*** Opening of SOURCE INFORMATION ***

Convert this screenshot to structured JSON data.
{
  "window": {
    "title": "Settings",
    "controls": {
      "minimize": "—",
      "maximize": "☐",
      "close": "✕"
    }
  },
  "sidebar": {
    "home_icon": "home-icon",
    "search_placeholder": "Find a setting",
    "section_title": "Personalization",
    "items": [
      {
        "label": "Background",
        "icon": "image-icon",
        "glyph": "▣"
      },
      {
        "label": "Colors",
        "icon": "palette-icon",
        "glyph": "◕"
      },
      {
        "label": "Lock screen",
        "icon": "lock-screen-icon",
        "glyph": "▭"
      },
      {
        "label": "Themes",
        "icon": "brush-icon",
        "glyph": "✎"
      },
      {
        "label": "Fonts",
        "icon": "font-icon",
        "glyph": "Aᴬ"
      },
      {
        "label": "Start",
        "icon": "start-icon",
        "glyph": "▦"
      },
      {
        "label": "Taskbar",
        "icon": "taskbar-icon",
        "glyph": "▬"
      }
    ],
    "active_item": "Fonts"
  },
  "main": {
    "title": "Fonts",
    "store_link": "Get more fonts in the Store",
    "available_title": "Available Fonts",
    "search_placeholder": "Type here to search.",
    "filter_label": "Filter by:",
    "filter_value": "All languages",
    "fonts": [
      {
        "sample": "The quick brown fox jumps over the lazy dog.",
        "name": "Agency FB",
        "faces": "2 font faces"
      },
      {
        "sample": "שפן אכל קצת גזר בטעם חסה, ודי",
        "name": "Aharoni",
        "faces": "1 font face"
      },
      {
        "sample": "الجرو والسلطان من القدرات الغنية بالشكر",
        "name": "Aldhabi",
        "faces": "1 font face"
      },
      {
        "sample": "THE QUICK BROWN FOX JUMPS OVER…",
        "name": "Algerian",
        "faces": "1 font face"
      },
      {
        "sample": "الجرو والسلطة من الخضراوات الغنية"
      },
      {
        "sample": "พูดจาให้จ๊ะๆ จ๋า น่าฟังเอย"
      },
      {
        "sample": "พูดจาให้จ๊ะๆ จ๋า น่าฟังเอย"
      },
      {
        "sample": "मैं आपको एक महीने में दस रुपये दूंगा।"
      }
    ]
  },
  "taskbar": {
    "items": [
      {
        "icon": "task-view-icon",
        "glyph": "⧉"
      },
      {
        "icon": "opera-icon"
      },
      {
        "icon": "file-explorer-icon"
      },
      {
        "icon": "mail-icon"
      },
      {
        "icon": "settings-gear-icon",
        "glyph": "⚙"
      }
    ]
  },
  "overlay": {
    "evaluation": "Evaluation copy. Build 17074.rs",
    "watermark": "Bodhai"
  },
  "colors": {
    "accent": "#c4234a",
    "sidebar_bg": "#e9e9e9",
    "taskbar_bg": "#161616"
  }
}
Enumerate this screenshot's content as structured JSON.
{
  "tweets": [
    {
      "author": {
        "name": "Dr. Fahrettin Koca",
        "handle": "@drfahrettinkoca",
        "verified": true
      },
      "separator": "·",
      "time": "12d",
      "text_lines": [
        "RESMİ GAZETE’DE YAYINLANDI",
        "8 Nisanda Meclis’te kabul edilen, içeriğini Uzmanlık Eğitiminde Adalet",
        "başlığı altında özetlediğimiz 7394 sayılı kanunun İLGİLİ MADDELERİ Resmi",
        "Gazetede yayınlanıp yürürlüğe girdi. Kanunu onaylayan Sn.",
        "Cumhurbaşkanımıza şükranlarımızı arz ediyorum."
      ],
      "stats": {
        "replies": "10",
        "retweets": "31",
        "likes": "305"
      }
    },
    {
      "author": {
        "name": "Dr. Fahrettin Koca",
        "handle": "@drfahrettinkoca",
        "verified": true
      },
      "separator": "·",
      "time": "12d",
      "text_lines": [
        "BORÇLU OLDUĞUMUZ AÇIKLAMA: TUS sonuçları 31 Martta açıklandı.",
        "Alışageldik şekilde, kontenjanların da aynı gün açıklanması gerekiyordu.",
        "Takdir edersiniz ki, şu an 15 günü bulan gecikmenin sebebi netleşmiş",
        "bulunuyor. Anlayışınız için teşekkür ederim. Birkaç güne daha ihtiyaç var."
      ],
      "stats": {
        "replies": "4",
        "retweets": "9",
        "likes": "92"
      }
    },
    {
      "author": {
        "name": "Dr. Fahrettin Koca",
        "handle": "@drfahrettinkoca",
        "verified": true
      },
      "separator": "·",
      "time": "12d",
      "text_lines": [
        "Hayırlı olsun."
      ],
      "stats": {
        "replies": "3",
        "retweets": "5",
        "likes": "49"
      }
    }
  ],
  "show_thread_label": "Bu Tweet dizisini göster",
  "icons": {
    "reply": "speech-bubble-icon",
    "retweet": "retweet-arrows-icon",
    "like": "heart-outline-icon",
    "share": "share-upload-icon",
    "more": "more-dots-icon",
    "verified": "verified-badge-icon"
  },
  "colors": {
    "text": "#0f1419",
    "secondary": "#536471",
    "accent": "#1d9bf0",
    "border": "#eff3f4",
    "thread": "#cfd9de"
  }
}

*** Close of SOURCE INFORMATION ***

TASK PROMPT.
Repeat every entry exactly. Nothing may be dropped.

EXERCISE RESULT.
Convert this screenshot to structured JSON data.
{
  "window": {
    "title": "Settings",
    "controls": {
      "minimize": "—",
      "maximize": "☐",
      "close": "✕"
    }
  },
  "sidebar": {
    "home_icon": "home-icon",
    "search_placeholder": "Find a setting",
    "section_title": "Personalization",
    "items": [
      {
        "label": "Background",
        "icon": "image-icon",
        "glyph": "▣"
      },
      {
        "label": "Colors",
        "icon": "palette-icon",
        "glyph": "◕"
      },
      {
        "label": "Lock screen",
        "icon": "lock-screen-icon",
        "glyph": "▭"
      },
      {
        "label": "Themes",
        "icon": "brush-icon",
        "glyph": "✎"
      },
      {
        "label": "Fonts",
        "icon": "font-icon",
        "glyph": "Aᴬ"
      },
      {
        "label": "Start",
        "icon": "start-icon",
        "glyph": "▦"
      },
      {
        "label": "Taskbar",
        "icon": "taskbar-icon",
        "glyph": "▬"
      }
    ],
    "active_item": "Fonts"
  },
  "main": {
    "title": "Fonts",
    "store_link": "Get more fonts in the Store",
    "available_title": "Available Fonts",
    "search_placeholder": "Type here to search.",
    "filter_label": "Filter by:",
    "filter_value": "All languages",
    "fonts": [
      {
        "sample": "The quick brown fox jumps over the lazy dog.",
        "name": "Agency FB",
        "faces": "2 font faces"
      },
      {
        "sample": "שפן אכל קצת גזר בטעם חסה, ודי",
        "name": "Aharoni",
        "faces": "1 font face"
      },
      {
        "sample": "الجرو والسلطان من القدرات الغنية بالشكر",
        "name": "Aldhabi",
        "faces": "1 font face"
      },
      {
        "sample": "THE QUICK BROWN FOX JUMPS OVER…",
        "name": "Algerian",
        "faces": "1 font face"
      },
      {
        "sample": "الجرو والسلطة من الخضراوات الغنية"
      },
      {
        "sample": "พูดจาให้จ๊ะๆ จ๋า น่าฟังเอย"
      },
      {
        "sample": "พูดจาให้จ๊ะๆ จ๋า น่าฟังเอย"
      },
      {
        "sample": "मैं आपको एक महीने में दस रुपये दूंगा।"
      }
    ]
  },
  "taskbar": {
    "items": [
      {
        "icon": "task-view-icon",
        "glyph": "⧉"
      },
      {
        "icon": "opera-icon"
      },
      {
        "icon": "file-explorer-icon"
      },
      {
        "icon": "mail-icon"
      },
      {
        "icon": "settings-gear-icon",
        "glyph": "⚙"
      }
    ]
  },
  "overlay": {
    "evaluation": "Evaluation copy. Build 17074.rs",
    "watermark": "Bodhai"
  },
  "colors": {
    "accent": "#c4234a",
    "sidebar_bg": "#e9e9e9",
    "taskbar_bg": "#161616"
  }
}
Enumerate this screenshot's content as structured JSON.
{
  "tweets": [
    {
      "author": {
        "name": "Dr. Fahrettin Koca",
        "handle": "@drfahrettinkoca",
        "verified": true
      },
      "separator": "·",
      "time": "12d",
      "text_lines": [
        "RESMİ GAZETE’DE YAYINLANDI",
        "8 Nisanda Meclis’te kabul edilen, içeriğini Uzmanlık Eğitiminde Adalet",
        "başlığı altında özetlediğimiz 7394 sayılı kanunun İLGİLİ MADDELERİ Resmi",
        "Gazetede yayınlanıp yürürlüğe girdi. Kanunu onaylayan Sn.",
        "Cumhurbaşkanımıza şükranlarımızı arz ediyorum."
      ],
      "stats": {
        "replies": "10",
        "retweets": "31",
        "likes": "305"
      }
    },
    {
      "author": {
        "name": "Dr. Fahrettin Koca",
        "handle": "@drfahrettinkoca",
        "verified": true
      },
      "separator": "·",
      "time": "12d",
      "text_lines": [
        "BORÇLU OLDUĞUMUZ AÇIKLAMA: TUS sonuçları 31 Martta açıklandı.",
        "Alışageldik şekilde, kontenjanların da aynı gün açıklanması gerekiyordu.",
        "Takdir edersiniz ki, şu an 15 günü bulan gecikmenin sebebi netleşmiş",
        "bulunuyor. Anlayışınız için teşekkür ederim. Birkaç güne daha ihtiyaç var."
      ],
      "stats": {
        "replies": "4",
        "retweets": "9",
        "likes": "92"
      }
    },
    {
      "author": {
        "name": "Dr. Fahrettin Koca",
        "handle": "@drfahrettinkoca",
        "verified": true
      },
      "separator": "·",
      "time": "12d",
      "text_lines": [
        "Hayırlı olsun."
      ],
      "stats": {
        "replies": "3",
        "retweets": "5",
        "likes": "49"
      }
    }
  ],
  "show_thread_label": "Bu Tweet dizisini göster",
  "icons": {
    "reply": "speech-bubble-icon",
    "retweet": "retweet-arrows-icon",
    "like": "heart-outline-icon",
    "share": "share-upload-icon",
    "more": "more-dots-icon",
    "verified": "verified-badge-icon"
  },
  "colors": {
    "text": "#0f1419",
    "secondary": "#536471",
    "accent": "#1d9bf0",
    "border": "#eff3f4",
    "thread": "#cfd9de"
  }
}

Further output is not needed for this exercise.